“The blue of the oceans and the sky are essential elements of my works and, of course, in our world.” Yamassee said. “As a child, hieroglyphs were all throughout our home, on frames and many other things and their presence made me question their place within my style.” 

Hieroglyphs were used in ancient Egypt for record-keeping as well as for monumental displays to deities and royalty – they recorded the history of the societal injustices and important historical events and their presence in the artist’s works provide a depth of intellectual interpretation and instruction for those who carefully peruse Yamassee’s works.

Actor-Producer Julie Carmen aptly describes Yamassee’s works as, “a soulful excavation of his Native American and Ethiopian roots that explores a transcendent spirituality encompassing both ancient traditions.”

A striking work by the artist is entitled “King Affirmation,” a piece featuring aged wood, oil and gold leaf. There, two hands of creation — one black, one white — contribute to the creation of an orbit depicting a world, which is interestingly presented as a checkered pattern, another common element throughout Yamassee’s creations.

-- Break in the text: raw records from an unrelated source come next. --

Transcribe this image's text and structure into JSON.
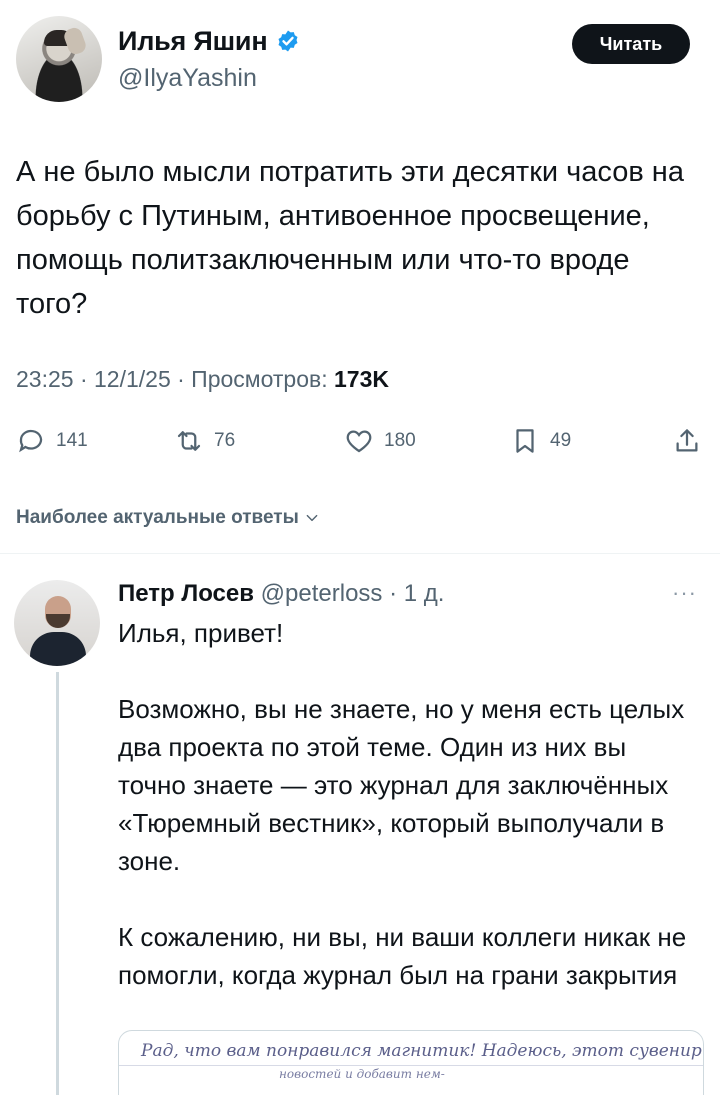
{
  "tweet": {
    "author_name": "Илья Яшин",
    "author_handle": "@IlyaYashin",
    "follow_label": "Читать",
    "text": "А не было мысли потратить эти десятки часов на борьбу с Путиным, антивоенное просвещение, помощь политзаключенным или что-то вроде того?",
    "time": "23:25 · 12/1/25 · Просмотров: ",
    "views": "173K",
    "replies": "141",
    "reposts": "76",
    "likes": "180",
    "bookmarks": "49"
  },
  "sort_label": "Наиболее актуальные ответы",
  "reply": {
    "author_name": "Петр Лосев",
    "author_handle": "@peterloss",
    "time": "· 1 д.",
    "more": "···",
    "text": "Илья, привет!\n\nВозможно, вы не знаете, но у меня есть целых два проекта по этой теме. Один из них вы точно знаете — это журнал для заключённых «Тюремный вестник», который выполучали в зоне.\n\nК сожалению, ни вы, ни ваши коллеги никак не помогли, когда журнал был на грани закрытия",
    "image_text_line1": "Рад, что вам понравился магнитик! Надеюсь, этот сувенир",
    "image_text_line2": "новостей и добавит нем-"
  },
  "icons": {
    "verified": "verified-badge-icon",
    "reply": "reply-bubble-icon",
    "repost": "repost-icon",
    "like": "heart-icon",
    "bookmark": "bookmark-icon",
    "share": "share-icon",
    "sort": "chevron-down-icon"
  },
  "colors": {
    "verified": "#1d9bf0",
    "text": "#0f1419",
    "secondary": "#536471"
  }
}
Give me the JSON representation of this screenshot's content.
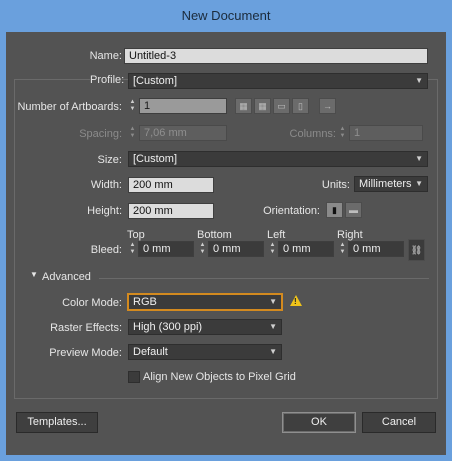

Yohannes Yamassee ARTWORK
This work, one of two called “Women of Exodus,” is part of the exhibit “Ark of the Covenant,” currently on display at Malibu’s Jac Forbes Contemporary gallery.

“Checkered patterns were historically present all throughout Africa and as far as Spain and Portugal,” Yamassee explained. “They had connections to buildings and evolved into the beginnings of modern coats of arms and all of this was directly connected to spiritual emblems.”

When asked what his surname means, the artist responded, “Gentle warrior chief,” and noted that one side of his family descends from the native indigenous cultures that once resided from Georgia to South Carolina. 

Perhaps unwittingly, Yamassee succeeds in the “Art of the Covenant” exhibit in admonishing attendees to evaluate the history of Egypt critically and, in doing so he is a gentle warrior with his art.

Yamassee obtained his Bachelor’s degree in art and technology from Illinois State University in 2016, and is a graduate of UCLA film school’s Master of Fine Arts program in set and product design. In 2021, he was named to Forbes “30 under 30,” a highly selective incubator that highlights the world’s top 30 innovative creatives under 30 for their work. Yamassee was recognized by Forbes for his multi-dimensionality in the art world and his animation work with Yohannes Studios. 

Since 2007, Malibu’s Jac Forbes Contemporary gallery, the sole Black-woman-owned gallery in Malibu, has provided locals with the opportunity to learn from meaningful art exhibits that are inclusive of cross-cultural voices, including those of female artists and those from the African diaspora. 

Yohannes Yamassee portrait
Artist Yohannes Yamassee reads a Nelson Mandela biography in front of one of his works in the exhibit “Ark of the Covenant,” currently on display at Malibu’s Jac Forbes Contemporary gallery.

To View the Exhibit:

Jac Forbes Contemporary Malibu

23410 Civic Center Way

T: (310) 317-9895